◆ DATA LISTING:
• • • •

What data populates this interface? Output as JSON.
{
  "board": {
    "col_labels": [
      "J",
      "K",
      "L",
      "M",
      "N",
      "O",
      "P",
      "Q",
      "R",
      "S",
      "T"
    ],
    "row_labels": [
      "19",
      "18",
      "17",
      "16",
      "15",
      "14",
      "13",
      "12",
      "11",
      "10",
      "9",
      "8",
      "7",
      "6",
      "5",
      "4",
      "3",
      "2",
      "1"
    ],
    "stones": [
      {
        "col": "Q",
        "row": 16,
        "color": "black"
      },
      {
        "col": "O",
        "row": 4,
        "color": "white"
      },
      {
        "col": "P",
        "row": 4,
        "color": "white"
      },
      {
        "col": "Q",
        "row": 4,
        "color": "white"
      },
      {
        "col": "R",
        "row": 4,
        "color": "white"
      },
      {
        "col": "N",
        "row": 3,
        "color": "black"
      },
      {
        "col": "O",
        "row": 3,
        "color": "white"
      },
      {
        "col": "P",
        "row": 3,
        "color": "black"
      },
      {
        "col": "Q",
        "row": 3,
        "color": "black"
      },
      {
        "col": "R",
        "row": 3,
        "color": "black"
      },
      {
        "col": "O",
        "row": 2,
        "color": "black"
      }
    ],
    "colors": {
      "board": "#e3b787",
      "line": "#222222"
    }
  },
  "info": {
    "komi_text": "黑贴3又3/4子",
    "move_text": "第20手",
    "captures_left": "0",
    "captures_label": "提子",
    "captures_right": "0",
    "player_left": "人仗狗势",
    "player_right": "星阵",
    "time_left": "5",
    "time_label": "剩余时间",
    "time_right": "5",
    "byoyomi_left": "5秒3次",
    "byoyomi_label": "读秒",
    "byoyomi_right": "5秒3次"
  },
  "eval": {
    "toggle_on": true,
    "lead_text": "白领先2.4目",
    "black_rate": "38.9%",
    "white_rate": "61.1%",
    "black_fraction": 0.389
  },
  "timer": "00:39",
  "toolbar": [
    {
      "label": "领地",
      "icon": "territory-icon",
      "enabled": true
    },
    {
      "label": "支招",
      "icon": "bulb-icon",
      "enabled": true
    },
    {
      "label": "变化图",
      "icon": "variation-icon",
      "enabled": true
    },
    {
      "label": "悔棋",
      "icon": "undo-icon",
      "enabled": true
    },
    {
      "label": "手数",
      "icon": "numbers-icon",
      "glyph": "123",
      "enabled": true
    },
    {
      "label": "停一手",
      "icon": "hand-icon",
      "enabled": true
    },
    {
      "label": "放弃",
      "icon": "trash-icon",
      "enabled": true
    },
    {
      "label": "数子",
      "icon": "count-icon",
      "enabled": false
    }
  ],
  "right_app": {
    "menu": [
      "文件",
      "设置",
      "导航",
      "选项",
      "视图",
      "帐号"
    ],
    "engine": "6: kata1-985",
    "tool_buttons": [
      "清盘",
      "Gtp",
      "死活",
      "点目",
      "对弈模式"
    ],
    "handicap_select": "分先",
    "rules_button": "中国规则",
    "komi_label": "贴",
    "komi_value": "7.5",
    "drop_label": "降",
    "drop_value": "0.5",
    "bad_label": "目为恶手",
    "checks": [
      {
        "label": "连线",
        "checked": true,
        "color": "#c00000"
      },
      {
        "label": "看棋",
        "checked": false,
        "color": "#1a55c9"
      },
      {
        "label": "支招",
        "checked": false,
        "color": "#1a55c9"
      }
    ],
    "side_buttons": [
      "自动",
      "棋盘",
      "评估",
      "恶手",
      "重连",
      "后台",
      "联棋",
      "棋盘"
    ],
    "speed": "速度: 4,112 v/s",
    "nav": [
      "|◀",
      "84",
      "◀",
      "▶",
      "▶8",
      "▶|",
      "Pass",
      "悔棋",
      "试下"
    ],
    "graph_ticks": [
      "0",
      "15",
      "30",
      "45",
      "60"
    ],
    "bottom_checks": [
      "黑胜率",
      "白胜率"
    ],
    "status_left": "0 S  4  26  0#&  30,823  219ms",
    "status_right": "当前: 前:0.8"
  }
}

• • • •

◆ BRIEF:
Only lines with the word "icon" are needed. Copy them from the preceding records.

◆ ANSWER TO THE EXERCISE:
      "icon": "territory-icon",
      "icon": "bulb-icon",
      "icon": "variation-icon",
      "icon": "undo-icon",
      "icon": "numbers-icon",
      "icon": "hand-icon",
      "icon": "trash-icon",
      "icon": "count-icon",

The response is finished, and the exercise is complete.